I was an avid reader as a child, so this is a toughie for me! My mom was a teacher, so books were abundant in our house, and it’s probably no coincidence that my brother is still the most avid (and fastest) reader I know, and that I became a writer. I’m trying to encourage the same love of books in my own kids, so I’ve had the chance to re-explore a few of my favorites from childhood. Here are a few:
The Encyclopedia Brown series: I LOVED every last one of these books. Mysteries were always a big thing for me (Nancy Drew, The Hardy Boys, all of the like), and I quickly became obsessed with Encyclopedia Brown. I loved (and still do, when reading with my son) having to really pay attention to the smaller clues to hone in on exactly how he solved the mystery, and then I further loved the immediate gratification that you got when you flipped to the end and found out if you were right. I prided myself on almost always being right (and would claim to have been right, even if I hadn’t been!).
Choose Your Own Adventure books: Again, this might be similar to what I loved about the Encyclopedia Brown series, but I adored that sense that you were in control of the story. I could not read these fast enough, and the good news was, that even when you read them once, you could go back and read them again and have an entirely different experience!
Pippi Longstocking: This one has been SUCH a delight to revisit with my son – he loves her as much as I did. I remember really identifying with this girl who was so full of gumption. She was awkward and didn’t always do the right thing and often times, she was really pretty lost, but oh my gosh, did she have spirit. And I think I really tapped into that: here was someone who was strong, independent, and funny as all get out, and as an eight-year old girl (or however old I was…probably about that), this series really spoke to me.
Are You There God, It’s Me Margaret, Blubber, and other works by Judy Blume: There was something really comforting about Judy Blume’s characters, and I think – looking back on them now – it was that they were all flawed, all normal, all going through a lot of what we were all going through in adolescence. I remember reading Are You There God, and reading about things like getting a bra or getting your period, and finding something both shocking and comforting in those passages. Blume was – and still is – the master of pinpointing exactly why adolescence can be both wonderful and terrifying, and when I was coming of age, I really appreciated her words.
Anything by Stephen King: Obviously, I read these when I was a bit older, but honestly, I might have read my first King book (Christine) at about 11ish. Which seems really shocking to me now, but I don’t know, I guess I was ready for them because seriously, I read just about every single one of his books as a teenager! So I guess I could handle the gore and the suspense. I do remember reading Cujo and kind of cocking my head at our dogs and being like…”yikes.” But I loved how he crafted his stories and how he had a very specific King-esque voice in all of them. Whenever I’d be in the thick of one, I’d walk around, sort of talking in my head in that voice. I suppose this was an early sign that I was going to be a writer. (Or just nuts.)

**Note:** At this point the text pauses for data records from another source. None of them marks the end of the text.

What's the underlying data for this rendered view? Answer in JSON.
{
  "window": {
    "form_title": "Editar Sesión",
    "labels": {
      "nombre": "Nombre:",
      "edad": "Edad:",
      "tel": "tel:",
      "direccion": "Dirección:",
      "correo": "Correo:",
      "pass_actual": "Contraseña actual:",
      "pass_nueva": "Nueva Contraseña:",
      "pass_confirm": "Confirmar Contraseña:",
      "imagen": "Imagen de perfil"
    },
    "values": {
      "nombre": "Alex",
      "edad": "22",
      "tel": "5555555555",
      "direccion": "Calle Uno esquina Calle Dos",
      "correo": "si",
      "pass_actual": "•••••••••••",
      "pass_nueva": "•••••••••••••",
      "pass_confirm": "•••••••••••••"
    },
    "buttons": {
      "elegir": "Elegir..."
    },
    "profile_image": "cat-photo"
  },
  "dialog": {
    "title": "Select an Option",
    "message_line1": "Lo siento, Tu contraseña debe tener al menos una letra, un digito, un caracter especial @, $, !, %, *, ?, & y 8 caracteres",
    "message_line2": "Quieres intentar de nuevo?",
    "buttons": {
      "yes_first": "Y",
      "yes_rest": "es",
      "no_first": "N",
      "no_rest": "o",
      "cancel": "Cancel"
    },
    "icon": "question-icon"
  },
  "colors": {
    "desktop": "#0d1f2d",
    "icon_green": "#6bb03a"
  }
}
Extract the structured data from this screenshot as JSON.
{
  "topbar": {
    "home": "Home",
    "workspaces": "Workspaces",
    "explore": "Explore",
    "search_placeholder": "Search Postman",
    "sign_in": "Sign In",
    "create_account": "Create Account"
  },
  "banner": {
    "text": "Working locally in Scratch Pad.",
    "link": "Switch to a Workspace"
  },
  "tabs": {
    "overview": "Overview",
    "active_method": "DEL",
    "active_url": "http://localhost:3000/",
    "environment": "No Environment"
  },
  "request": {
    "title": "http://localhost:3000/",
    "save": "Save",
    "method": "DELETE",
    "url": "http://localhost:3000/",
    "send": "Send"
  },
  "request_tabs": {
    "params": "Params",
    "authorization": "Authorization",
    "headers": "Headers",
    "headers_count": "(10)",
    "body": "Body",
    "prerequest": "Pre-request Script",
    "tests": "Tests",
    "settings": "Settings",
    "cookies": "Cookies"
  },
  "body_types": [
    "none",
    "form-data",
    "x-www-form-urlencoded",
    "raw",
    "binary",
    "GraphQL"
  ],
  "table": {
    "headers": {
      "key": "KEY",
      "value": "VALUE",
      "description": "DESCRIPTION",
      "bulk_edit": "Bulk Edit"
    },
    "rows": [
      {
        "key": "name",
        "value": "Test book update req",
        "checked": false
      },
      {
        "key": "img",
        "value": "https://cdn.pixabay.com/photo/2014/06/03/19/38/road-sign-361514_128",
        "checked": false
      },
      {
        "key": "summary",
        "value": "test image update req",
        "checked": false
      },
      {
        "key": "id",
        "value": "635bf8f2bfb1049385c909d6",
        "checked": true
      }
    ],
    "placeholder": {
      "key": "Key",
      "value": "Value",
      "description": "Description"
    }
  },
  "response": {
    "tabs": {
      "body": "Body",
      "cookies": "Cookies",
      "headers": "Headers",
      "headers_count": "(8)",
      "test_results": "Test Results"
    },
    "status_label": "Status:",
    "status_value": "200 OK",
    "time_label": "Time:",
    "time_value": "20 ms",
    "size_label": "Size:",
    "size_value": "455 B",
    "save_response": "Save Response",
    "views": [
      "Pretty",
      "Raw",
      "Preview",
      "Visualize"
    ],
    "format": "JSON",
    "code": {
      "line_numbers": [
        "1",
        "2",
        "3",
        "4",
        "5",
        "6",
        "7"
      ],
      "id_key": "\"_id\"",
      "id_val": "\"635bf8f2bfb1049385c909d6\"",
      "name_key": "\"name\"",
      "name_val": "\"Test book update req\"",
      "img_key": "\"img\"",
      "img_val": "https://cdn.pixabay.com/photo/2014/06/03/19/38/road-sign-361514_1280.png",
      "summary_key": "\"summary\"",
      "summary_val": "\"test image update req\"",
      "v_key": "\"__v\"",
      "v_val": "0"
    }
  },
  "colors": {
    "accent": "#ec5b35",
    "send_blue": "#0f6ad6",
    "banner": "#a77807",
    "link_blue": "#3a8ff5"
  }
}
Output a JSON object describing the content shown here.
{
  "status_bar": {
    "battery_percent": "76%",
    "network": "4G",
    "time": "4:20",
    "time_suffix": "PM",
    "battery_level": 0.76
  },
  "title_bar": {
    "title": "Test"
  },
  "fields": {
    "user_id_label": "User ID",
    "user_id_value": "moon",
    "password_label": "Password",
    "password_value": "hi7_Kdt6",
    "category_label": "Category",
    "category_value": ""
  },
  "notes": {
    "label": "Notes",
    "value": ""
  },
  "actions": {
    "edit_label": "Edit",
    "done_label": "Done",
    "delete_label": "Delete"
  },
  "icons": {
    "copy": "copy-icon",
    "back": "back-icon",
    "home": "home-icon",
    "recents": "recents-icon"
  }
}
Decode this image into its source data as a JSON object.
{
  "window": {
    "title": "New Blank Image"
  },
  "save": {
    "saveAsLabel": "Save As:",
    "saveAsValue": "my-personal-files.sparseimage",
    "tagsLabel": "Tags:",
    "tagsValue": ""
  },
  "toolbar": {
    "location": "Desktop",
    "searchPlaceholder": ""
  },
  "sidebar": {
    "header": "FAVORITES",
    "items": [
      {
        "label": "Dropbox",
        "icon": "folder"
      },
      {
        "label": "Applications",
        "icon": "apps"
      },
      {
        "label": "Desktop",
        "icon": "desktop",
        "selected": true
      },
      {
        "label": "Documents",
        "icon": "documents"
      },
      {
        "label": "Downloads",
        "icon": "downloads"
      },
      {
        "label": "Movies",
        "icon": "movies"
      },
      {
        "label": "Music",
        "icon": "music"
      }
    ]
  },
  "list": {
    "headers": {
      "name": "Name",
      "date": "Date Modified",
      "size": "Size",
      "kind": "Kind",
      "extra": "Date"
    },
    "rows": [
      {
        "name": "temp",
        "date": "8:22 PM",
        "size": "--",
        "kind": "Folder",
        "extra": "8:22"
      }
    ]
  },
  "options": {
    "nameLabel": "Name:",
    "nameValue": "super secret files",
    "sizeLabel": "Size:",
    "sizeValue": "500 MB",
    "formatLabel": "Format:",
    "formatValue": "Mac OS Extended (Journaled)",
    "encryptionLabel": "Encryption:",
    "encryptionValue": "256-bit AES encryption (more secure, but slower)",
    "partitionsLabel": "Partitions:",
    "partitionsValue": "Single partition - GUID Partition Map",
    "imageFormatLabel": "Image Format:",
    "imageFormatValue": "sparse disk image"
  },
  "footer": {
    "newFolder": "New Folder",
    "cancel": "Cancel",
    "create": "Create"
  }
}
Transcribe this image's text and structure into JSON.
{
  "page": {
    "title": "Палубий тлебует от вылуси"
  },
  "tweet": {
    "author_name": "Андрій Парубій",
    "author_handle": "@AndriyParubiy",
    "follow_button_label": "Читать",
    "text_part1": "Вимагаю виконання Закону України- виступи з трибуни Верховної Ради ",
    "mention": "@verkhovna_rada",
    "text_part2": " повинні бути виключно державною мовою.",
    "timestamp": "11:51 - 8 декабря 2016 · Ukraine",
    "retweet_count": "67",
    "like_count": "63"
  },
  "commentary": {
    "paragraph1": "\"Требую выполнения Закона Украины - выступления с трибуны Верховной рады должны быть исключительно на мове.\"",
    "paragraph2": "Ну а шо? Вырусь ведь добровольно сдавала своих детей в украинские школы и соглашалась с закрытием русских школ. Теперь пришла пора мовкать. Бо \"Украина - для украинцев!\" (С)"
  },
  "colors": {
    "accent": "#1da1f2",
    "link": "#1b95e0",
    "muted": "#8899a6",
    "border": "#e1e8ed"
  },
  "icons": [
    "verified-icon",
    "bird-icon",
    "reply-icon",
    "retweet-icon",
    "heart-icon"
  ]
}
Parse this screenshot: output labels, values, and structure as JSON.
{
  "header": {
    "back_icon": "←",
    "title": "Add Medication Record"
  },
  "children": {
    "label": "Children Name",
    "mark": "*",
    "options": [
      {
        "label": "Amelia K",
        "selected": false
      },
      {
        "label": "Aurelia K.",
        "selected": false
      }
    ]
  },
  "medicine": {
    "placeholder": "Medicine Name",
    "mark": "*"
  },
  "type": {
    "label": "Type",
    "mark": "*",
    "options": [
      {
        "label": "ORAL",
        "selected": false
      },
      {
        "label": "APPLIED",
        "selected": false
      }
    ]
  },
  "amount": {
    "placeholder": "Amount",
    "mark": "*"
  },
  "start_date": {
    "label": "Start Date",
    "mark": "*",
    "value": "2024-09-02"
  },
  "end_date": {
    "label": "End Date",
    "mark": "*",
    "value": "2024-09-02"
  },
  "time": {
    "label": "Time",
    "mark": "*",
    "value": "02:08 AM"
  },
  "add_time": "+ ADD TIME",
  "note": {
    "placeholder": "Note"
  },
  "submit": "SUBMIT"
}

One of only two survivors of a plane crash, Nell Slattery wakes in the hospital with no memory of the horrific experience-or who she is, or was. Now she must piece together both body and mind, with the help of family and friends, who have their own agendas. She filters through photos, art, music, and stories, hoping something will jog her memory, and soon, in tiny bits and pieces, Nell starts remembering. . . .
It isn’t long before she learns to question the stories presented by her mother, her sister and business partner, and her husband. In the end, she will discover that forgiving betrayals small and large will be the only true path to healing herself-and to finding happiness.
Ariel Lawhon is the co-founder of She Reads, novelist, blogger, storyteller, and life-long reader. She lives in Texas with her husband and four young sons (aka The Wild Rumpus). Ariel believes that Story is the shortest distance to the human heart.